* _Task requirements_:
The answer is a single number: the count of lines in the records below that contain the word "первый".

* _Input_:
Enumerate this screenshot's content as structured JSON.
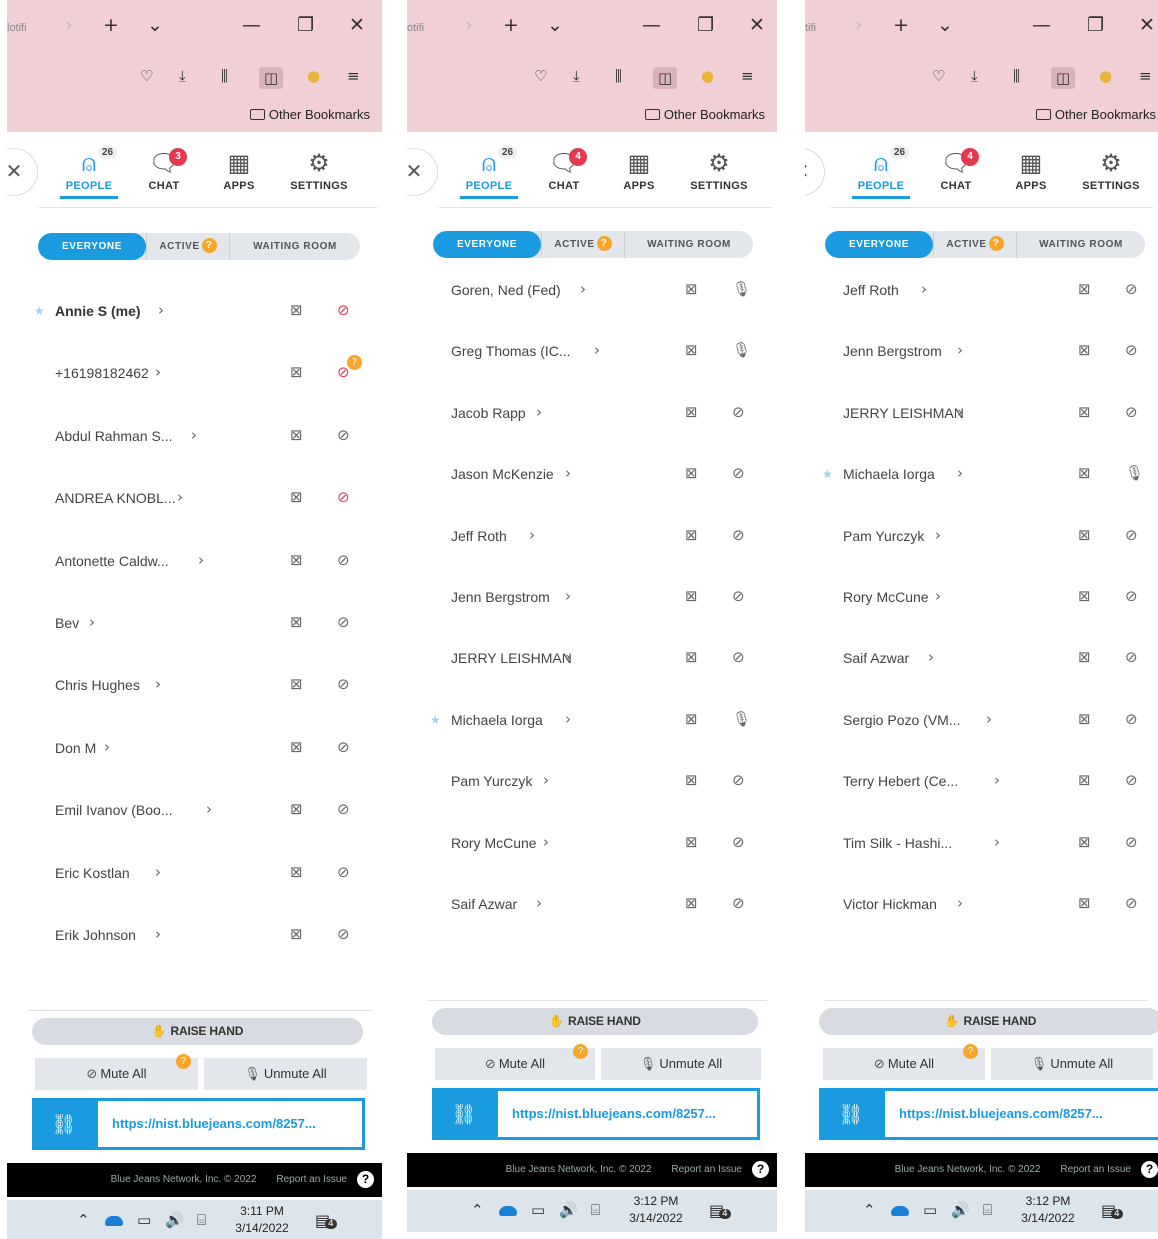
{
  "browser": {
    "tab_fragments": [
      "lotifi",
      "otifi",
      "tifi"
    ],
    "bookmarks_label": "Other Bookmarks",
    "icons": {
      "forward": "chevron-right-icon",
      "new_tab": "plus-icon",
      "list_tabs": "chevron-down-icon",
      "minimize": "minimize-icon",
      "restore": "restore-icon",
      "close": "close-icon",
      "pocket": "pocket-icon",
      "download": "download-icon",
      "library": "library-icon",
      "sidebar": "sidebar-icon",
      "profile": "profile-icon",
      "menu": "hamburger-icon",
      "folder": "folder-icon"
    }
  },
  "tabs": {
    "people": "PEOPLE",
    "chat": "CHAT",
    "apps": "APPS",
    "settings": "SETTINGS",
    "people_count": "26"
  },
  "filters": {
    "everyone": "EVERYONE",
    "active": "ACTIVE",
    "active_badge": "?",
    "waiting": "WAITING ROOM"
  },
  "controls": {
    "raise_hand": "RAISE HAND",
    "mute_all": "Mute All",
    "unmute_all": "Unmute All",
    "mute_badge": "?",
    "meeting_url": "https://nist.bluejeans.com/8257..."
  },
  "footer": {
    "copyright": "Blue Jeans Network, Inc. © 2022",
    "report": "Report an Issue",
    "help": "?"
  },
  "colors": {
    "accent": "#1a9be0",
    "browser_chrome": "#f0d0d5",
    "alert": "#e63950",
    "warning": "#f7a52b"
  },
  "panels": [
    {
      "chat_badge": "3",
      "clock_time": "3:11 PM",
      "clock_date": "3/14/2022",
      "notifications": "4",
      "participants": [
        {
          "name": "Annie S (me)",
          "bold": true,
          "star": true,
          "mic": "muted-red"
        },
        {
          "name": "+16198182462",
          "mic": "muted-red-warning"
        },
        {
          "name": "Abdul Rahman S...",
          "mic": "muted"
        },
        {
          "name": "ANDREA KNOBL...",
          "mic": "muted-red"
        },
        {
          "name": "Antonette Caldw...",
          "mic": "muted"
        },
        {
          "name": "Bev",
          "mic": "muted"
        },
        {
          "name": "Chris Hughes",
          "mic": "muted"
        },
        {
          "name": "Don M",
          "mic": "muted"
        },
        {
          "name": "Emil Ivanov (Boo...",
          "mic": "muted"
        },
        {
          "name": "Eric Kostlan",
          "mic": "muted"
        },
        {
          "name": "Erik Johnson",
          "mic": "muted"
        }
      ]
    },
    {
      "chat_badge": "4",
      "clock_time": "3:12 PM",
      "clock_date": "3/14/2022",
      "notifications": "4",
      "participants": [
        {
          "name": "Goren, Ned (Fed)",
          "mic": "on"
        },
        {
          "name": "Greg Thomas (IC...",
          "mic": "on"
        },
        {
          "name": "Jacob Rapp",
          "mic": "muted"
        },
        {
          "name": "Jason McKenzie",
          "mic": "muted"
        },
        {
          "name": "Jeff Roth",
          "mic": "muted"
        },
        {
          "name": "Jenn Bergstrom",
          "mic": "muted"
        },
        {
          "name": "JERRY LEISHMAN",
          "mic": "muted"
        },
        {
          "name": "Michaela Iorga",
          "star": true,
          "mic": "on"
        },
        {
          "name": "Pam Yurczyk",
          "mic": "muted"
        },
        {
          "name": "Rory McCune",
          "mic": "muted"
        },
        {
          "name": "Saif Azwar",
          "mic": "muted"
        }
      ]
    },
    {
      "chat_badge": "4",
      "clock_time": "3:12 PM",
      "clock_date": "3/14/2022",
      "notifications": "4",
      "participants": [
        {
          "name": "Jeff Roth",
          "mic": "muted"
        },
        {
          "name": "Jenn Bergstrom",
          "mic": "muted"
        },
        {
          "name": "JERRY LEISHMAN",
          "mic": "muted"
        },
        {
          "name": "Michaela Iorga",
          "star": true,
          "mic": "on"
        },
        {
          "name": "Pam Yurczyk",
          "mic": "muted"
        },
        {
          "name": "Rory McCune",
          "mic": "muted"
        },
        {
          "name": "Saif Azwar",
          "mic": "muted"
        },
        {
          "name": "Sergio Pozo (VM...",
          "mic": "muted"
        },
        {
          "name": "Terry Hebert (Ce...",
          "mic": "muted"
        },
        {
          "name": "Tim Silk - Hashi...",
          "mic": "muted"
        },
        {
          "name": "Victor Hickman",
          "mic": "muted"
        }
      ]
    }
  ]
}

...

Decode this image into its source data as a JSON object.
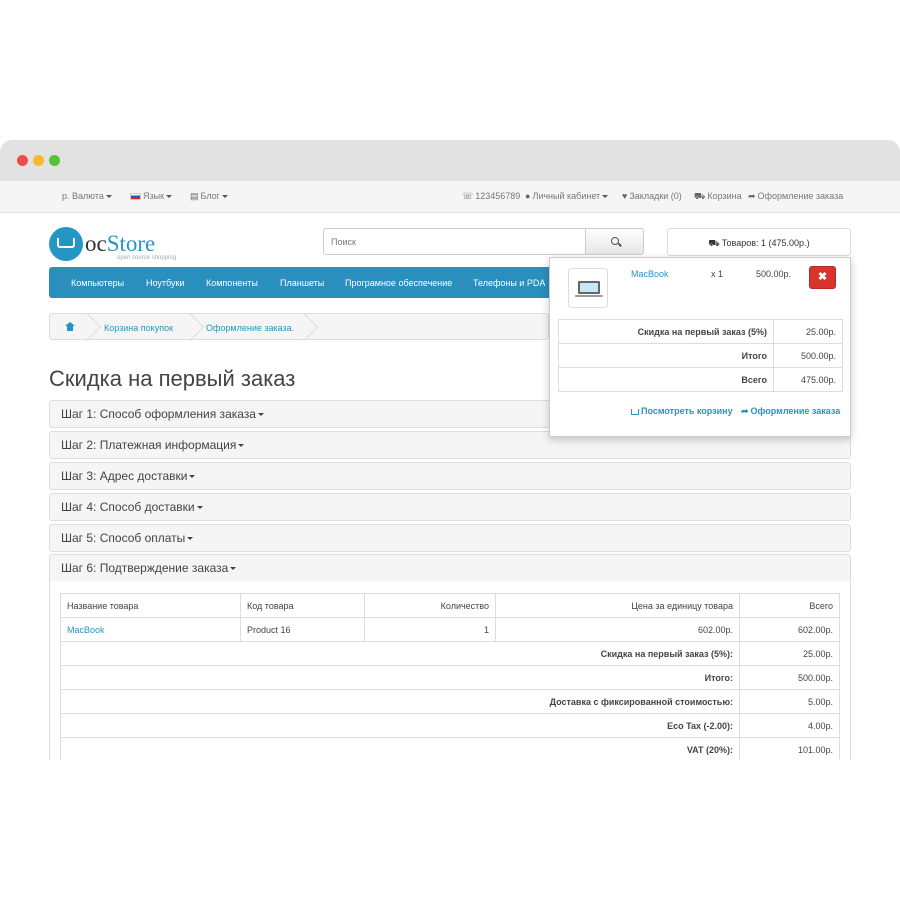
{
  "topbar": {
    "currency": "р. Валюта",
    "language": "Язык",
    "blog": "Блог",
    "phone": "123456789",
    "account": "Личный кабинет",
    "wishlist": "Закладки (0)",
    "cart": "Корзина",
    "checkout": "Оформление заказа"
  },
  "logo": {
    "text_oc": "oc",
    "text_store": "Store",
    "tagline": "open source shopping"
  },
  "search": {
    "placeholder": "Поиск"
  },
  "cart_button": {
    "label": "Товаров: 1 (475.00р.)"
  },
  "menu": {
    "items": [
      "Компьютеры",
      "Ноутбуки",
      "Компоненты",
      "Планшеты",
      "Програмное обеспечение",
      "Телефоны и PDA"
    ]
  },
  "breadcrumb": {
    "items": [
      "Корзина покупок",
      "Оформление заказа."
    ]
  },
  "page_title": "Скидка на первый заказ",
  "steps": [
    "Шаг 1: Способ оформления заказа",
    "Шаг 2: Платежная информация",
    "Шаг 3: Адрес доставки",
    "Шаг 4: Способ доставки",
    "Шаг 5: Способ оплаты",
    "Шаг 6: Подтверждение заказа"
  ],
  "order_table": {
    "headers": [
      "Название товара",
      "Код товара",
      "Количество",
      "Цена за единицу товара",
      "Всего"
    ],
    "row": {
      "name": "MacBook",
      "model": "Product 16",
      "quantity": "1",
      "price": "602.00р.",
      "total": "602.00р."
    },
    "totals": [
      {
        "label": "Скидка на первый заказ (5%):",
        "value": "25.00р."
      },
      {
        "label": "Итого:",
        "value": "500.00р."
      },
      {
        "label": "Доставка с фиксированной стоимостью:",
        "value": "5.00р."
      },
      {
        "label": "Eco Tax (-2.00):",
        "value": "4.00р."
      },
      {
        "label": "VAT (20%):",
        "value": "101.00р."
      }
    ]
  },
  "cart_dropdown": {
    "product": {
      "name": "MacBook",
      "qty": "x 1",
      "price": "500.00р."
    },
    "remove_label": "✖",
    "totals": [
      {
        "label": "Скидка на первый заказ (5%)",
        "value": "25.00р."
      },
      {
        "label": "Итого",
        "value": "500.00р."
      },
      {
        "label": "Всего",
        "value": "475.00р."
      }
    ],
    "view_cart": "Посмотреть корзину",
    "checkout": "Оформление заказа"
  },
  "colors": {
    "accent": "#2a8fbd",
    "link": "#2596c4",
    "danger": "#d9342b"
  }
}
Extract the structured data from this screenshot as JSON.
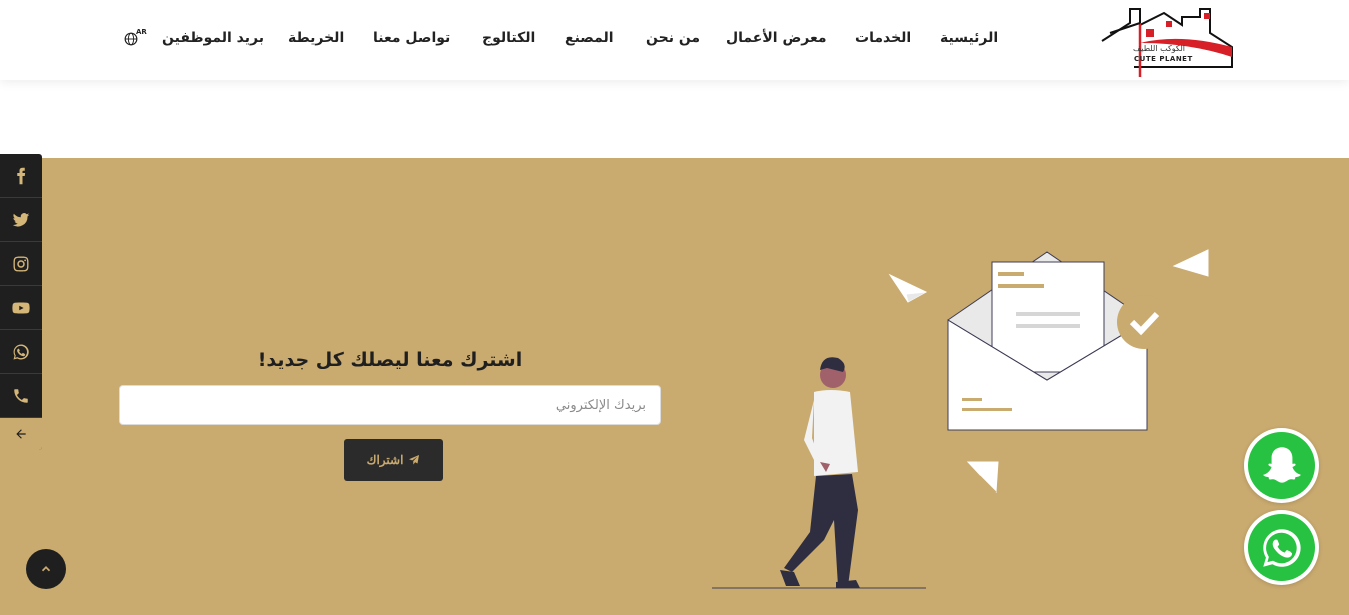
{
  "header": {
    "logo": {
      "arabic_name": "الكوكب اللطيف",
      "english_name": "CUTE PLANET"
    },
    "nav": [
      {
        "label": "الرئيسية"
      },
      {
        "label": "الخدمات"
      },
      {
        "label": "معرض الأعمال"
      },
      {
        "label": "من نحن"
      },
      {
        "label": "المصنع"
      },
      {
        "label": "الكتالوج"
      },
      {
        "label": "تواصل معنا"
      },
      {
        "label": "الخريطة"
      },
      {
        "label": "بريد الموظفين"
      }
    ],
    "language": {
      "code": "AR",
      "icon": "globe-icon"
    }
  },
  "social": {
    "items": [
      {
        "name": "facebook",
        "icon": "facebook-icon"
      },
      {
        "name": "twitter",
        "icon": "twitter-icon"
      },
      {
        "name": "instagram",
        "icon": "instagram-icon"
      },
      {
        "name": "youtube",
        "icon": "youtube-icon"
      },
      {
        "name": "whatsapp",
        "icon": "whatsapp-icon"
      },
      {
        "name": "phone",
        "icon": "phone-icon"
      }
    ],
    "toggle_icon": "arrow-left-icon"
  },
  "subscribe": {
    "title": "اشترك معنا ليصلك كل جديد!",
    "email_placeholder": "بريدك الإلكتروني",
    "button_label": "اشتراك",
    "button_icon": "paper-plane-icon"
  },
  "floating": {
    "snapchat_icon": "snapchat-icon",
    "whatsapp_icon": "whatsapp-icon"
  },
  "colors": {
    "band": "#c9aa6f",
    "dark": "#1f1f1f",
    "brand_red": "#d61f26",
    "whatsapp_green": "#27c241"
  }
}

* _Answer for the task_:
3